Around the turn of the last century, when the four buildings developer Eric Blumenfeld is in the process of reconstructing were built, North Broad Street was the address of choice for Philadelphia’s new money. The streetcar magnates and captains of industry who built mansions along this street staked it out after the city’s old-money Establishment around Rittenhouse Square shunned them.
The mansions have all vanished from the scene, but today, North Broad Street is witnessing another influx of new money, this time in the form of millions of dollars being invested in its redevelopment as a live/work/play environment.
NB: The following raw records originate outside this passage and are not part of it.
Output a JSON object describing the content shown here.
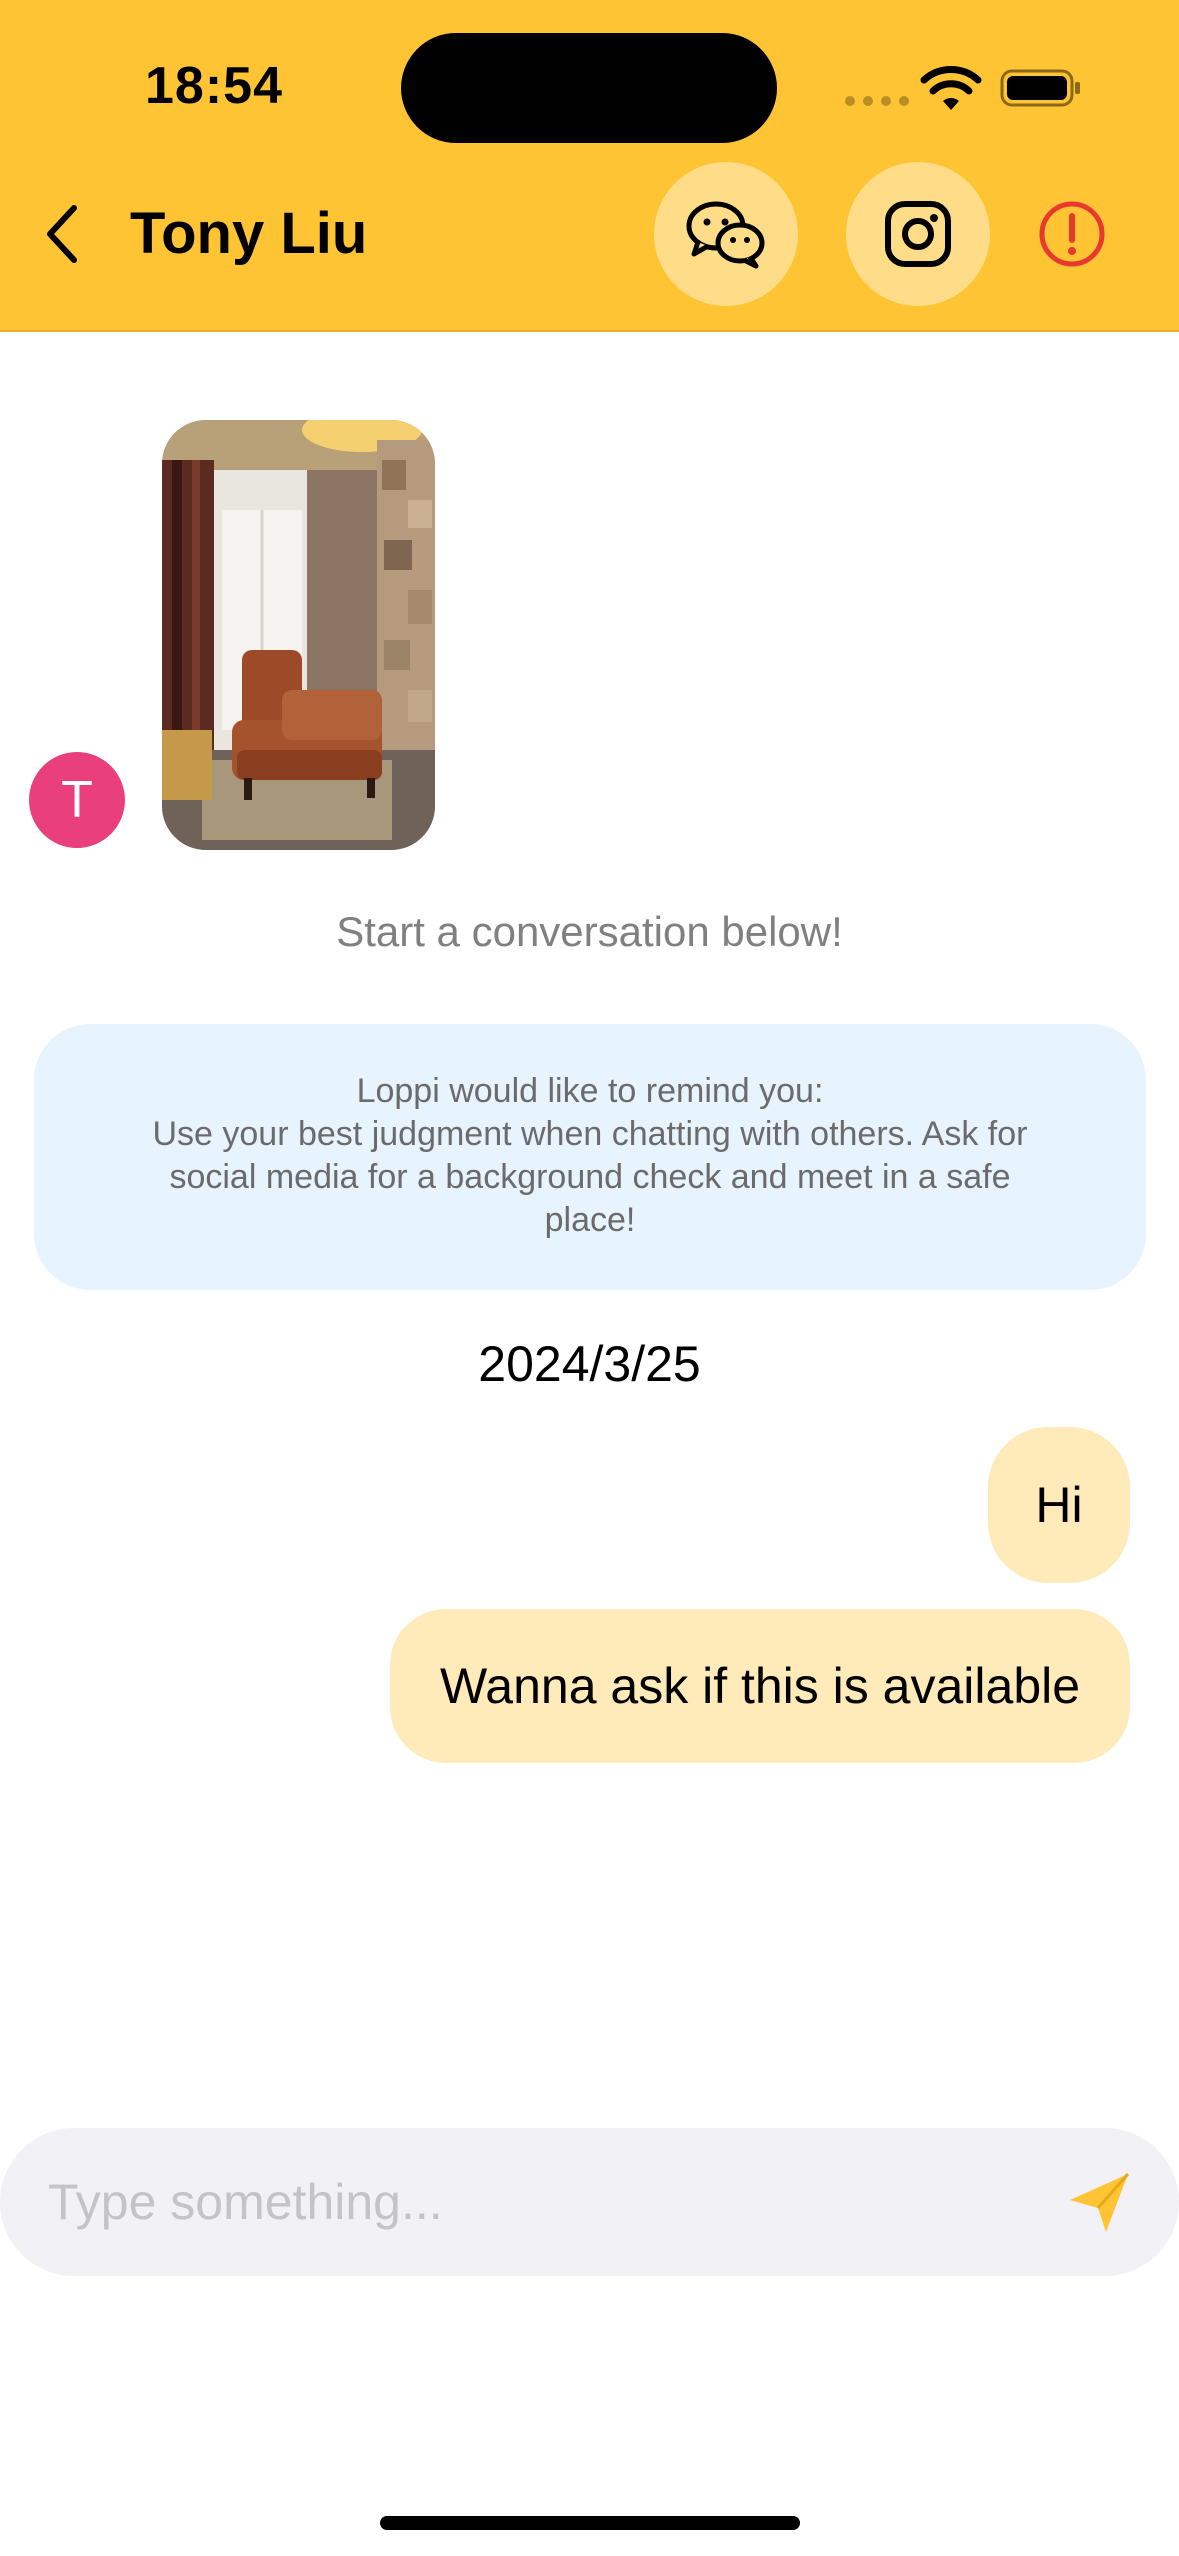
{
  "status_bar": {
    "time": "18:54"
  },
  "header": {
    "title": "Tony Liu",
    "buttons": [
      "back-icon",
      "wechat-icon",
      "instagram-icon",
      "report-icon"
    ],
    "accent_color": "#FFC434",
    "report_color": "#E8392E"
  },
  "conversation": {
    "avatar_initial": "T",
    "avatar_color": "#E9407C",
    "start_text": "Start a conversation below!",
    "reminder": {
      "line1": "Loppi would like to remind you:",
      "line2": "Use your best judgment when chatting with others. Ask for",
      "line3": "social media for a background check and meet in a safe",
      "line4": "place!"
    },
    "date": "2024/3/25",
    "messages": [
      {
        "from": "me",
        "text": "Hi"
      },
      {
        "from": "me",
        "text": "Wanna ask if this is available"
      }
    ]
  },
  "composer": {
    "placeholder": "Type something...",
    "send_icon": "paper-plane-icon"
  }
}
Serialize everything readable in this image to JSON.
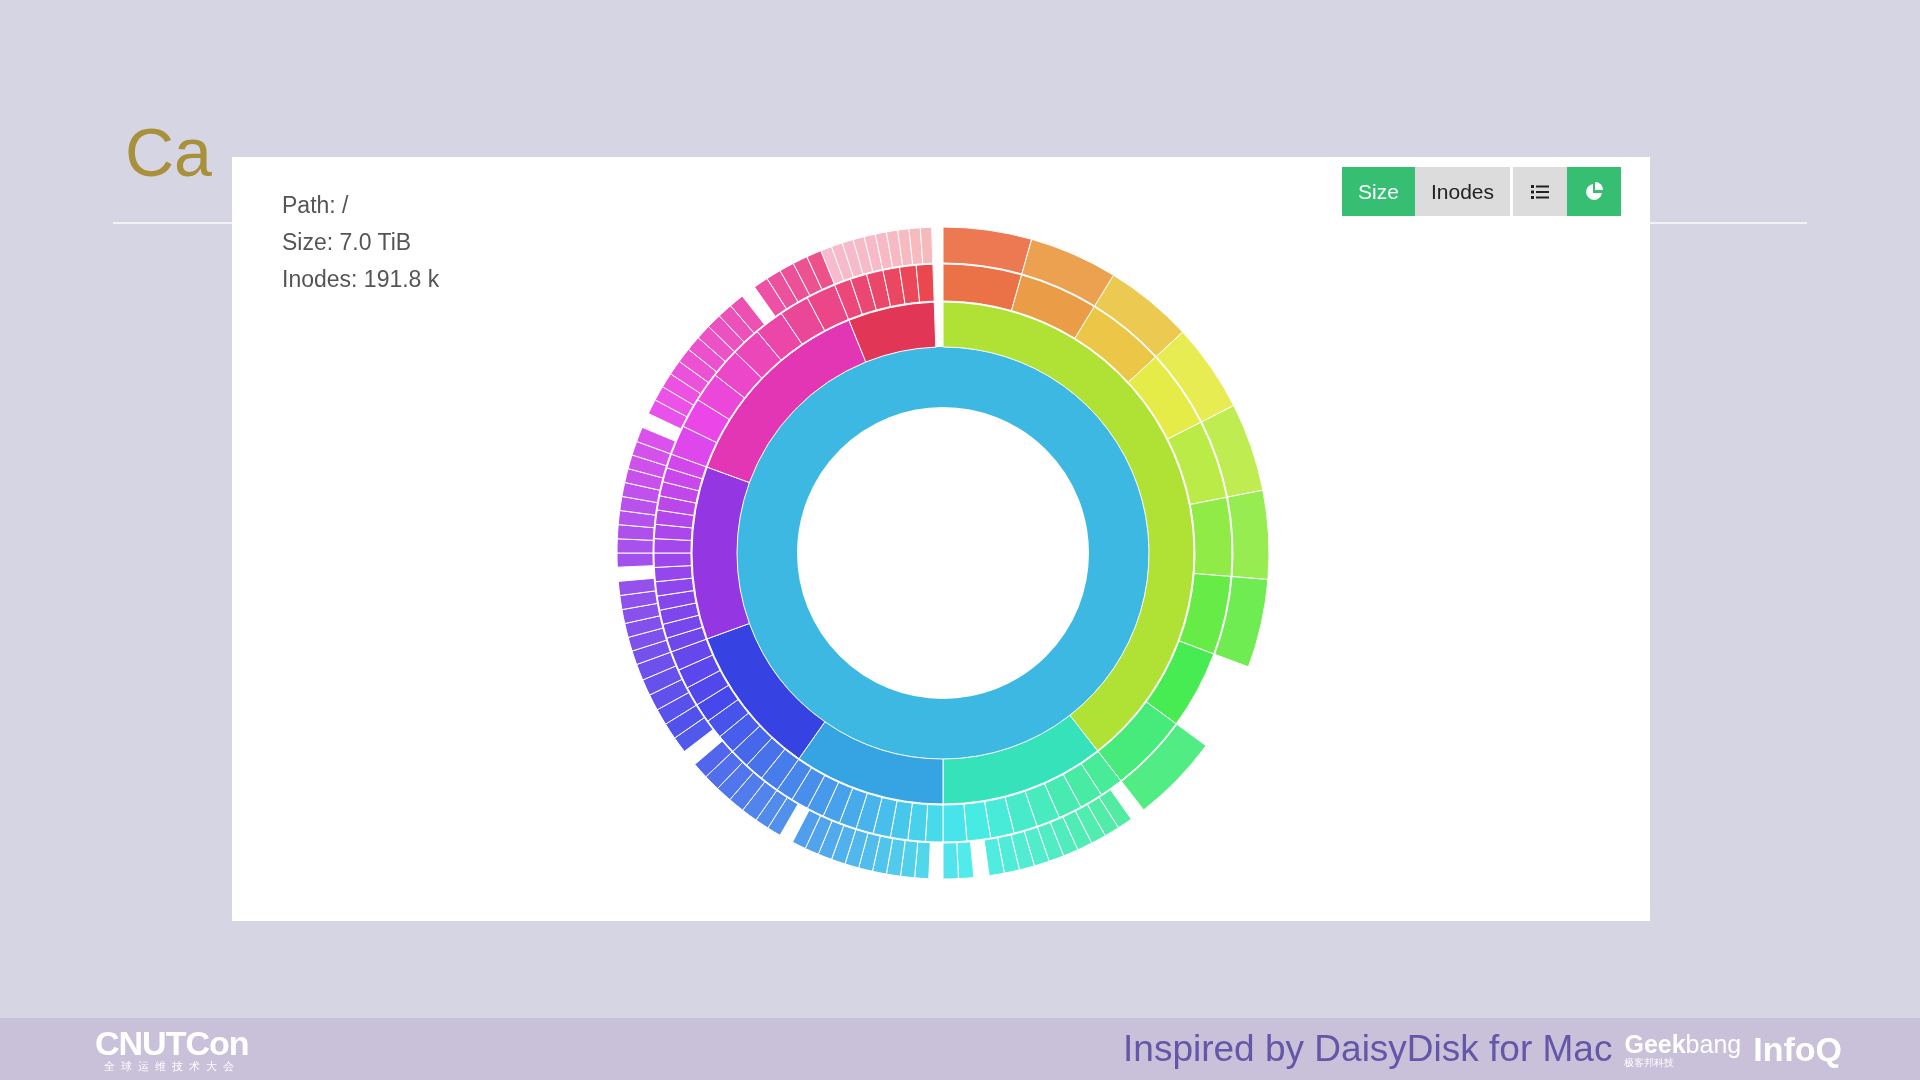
{
  "slide_title": "Ca",
  "info": [
    "Path: /",
    "Size: 7.0 TiB",
    "Inodes: 191.8 k"
  ],
  "buttons": [
    {
      "kind": "text",
      "label": "Size",
      "selected": true
    },
    {
      "kind": "text",
      "label": "Inodes",
      "selected": false
    },
    {
      "kind": "list",
      "selected": false
    },
    {
      "kind": "pie",
      "selected": true
    }
  ],
  "footer": {
    "caption": "Inspired by DaisyDisk for Mac",
    "logo_main": "CNUTCon",
    "logo_sub": "全球运维技术大会",
    "geek_a": "Geek",
    "geek_b": "bang",
    "geek_sub": "极客邦科技",
    "infoq": "InfoQ"
  }
}
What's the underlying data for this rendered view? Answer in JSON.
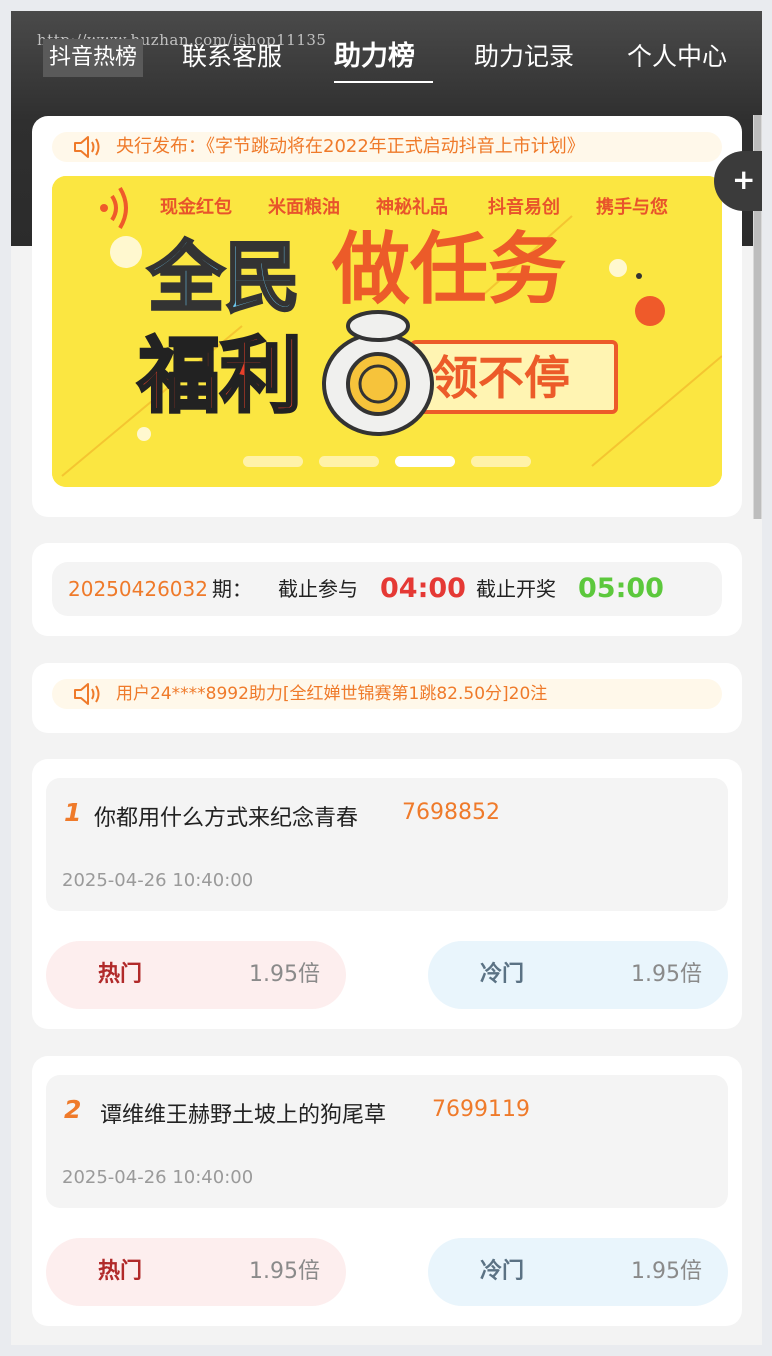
{
  "watermark": "http://www.huzhan.com/ishop11135",
  "nav": {
    "items": [
      "抖音热榜",
      "联系客服",
      "助力榜",
      "助力记录",
      "个人中心"
    ],
    "active_index": 2
  },
  "announcement": {
    "icon": "speaker-icon",
    "text": "央行发布：《字节跳动将在2022年正式启动抖音上市计划》"
  },
  "banner": {
    "tags": [
      "现金红包",
      "米面粮油",
      "神秘礼品",
      "抖音易创",
      "携手与您"
    ],
    "headline_part1": "全民",
    "headline_part2": "做任务",
    "sub_part1": "福利",
    "sub_part2": "领不停",
    "slides": 4,
    "active_slide": 3
  },
  "fab_label": "+",
  "period": {
    "number": "20250426032",
    "suffix": "期：",
    "join_label": "截止参与",
    "join_time": "04:00",
    "draw_label": "截止开奖",
    "draw_time": "05:00"
  },
  "ticker": {
    "icon": "speaker-icon",
    "text": "用户24****8992助力[全红婵世锦赛第1跳82.50分]20注"
  },
  "topics": [
    {
      "rank": "1",
      "title": "你都用什么方式来纪念青春",
      "count": "7698852",
      "time": "2025-04-26 10:40:00",
      "hot_label": "热门",
      "hot_odds": "1.95倍",
      "cold_label": "冷门",
      "cold_odds": "1.95倍"
    },
    {
      "rank": "2",
      "title": "谭维维王赫野土坡上的狗尾草",
      "count": "7699119",
      "time": "2025-04-26 10:40:00",
      "hot_label": "热门",
      "hot_odds": "1.95倍",
      "cold_label": "冷门",
      "cold_odds": "1.95倍"
    }
  ],
  "colors": {
    "accent_orange": "#ef7a2a",
    "join_time_red": "#e53935",
    "draw_time_green": "#5cc83c",
    "banner_yellow": "#fbe641"
  }
}
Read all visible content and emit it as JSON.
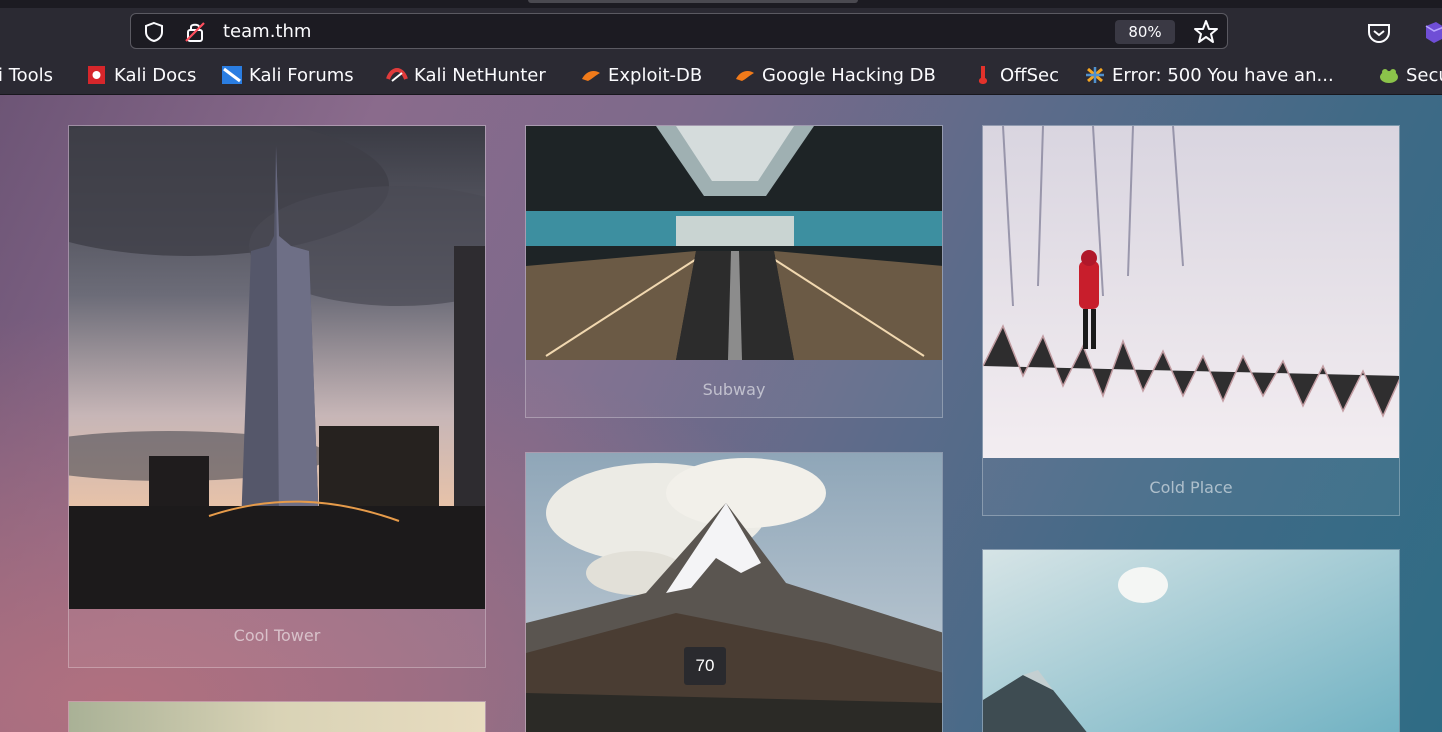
{
  "browser": {
    "url": "team.thm",
    "zoom": "80%"
  },
  "bookmarks": [
    {
      "label": "i Tools",
      "icon": "kali-tools-icon"
    },
    {
      "label": "Kali Docs",
      "icon": "kali-docs-icon"
    },
    {
      "label": "Kali Forums",
      "icon": "kali-forums-icon"
    },
    {
      "label": "Kali NetHunter",
      "icon": "kali-nethunter-icon"
    },
    {
      "label": "Exploit-DB",
      "icon": "exploit-db-icon"
    },
    {
      "label": "Google Hacking DB",
      "icon": "ghdb-icon"
    },
    {
      "label": "OffSec",
      "icon": "offsec-icon"
    },
    {
      "label": "Error: 500 You have an...",
      "icon": "joomla-icon"
    },
    {
      "label": "Secu",
      "icon": "security-icon"
    }
  ],
  "gallery": {
    "cards": [
      {
        "caption": "Cool Tower"
      },
      {
        "caption": "Subway"
      },
      {
        "caption": "Cold Place"
      },
      {
        "caption": ""
      },
      {
        "caption": ""
      },
      {
        "caption": ""
      }
    ],
    "overlay_badge": "70"
  }
}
Four buildings, all owned by Blumenfeld, are serving as the linchpins of that transformation, building on his earlier success with conversion of a factory to loft apartments and a former car dealership into restaurants and a catering hall.
Blumenfeld, his chief financier William Procida of Procida Funding and Advisors, and commercial real estate agents Dominique Casimir and Jackie Balin of CBRE Fameco led a group of about 20 interested parties and two reporters on a tour of the four buildings this morning. Read more »
1200 Intrepid Avenue at the Navy Yard, the first Bjarke Ingels Group (BIG) building in Philadelphia | Rendering: BIG
After hearing Bjarke Ingels give a tour of his career and the principles that animate his design philosophy on Monday evening at the Penn Museum, one question immediately sprang to mind when I got a minute to interview him privately:
“Did you read comic books as a kid?”
“Yes, I did read graphic novels growing up,” was his reply.
The celebrated Danish architect and winner of this year’s Louis I. Kahn Memorial Award from the Center for Architecture and Design has amassed an extensive portfolio of buildings that seem to be rooted in fantasy in one way or another. From a LEGO museum that can be replicated to exact scale with the plastic building blocks to a waste-to-energy plant that will double as Denmark’s first and only ski slope, Ingels’ projects all incorporate elements that make you laugh, say “Wow!”, smile in admiration and scratch your head in wonder at how he gets away with it all. Read more »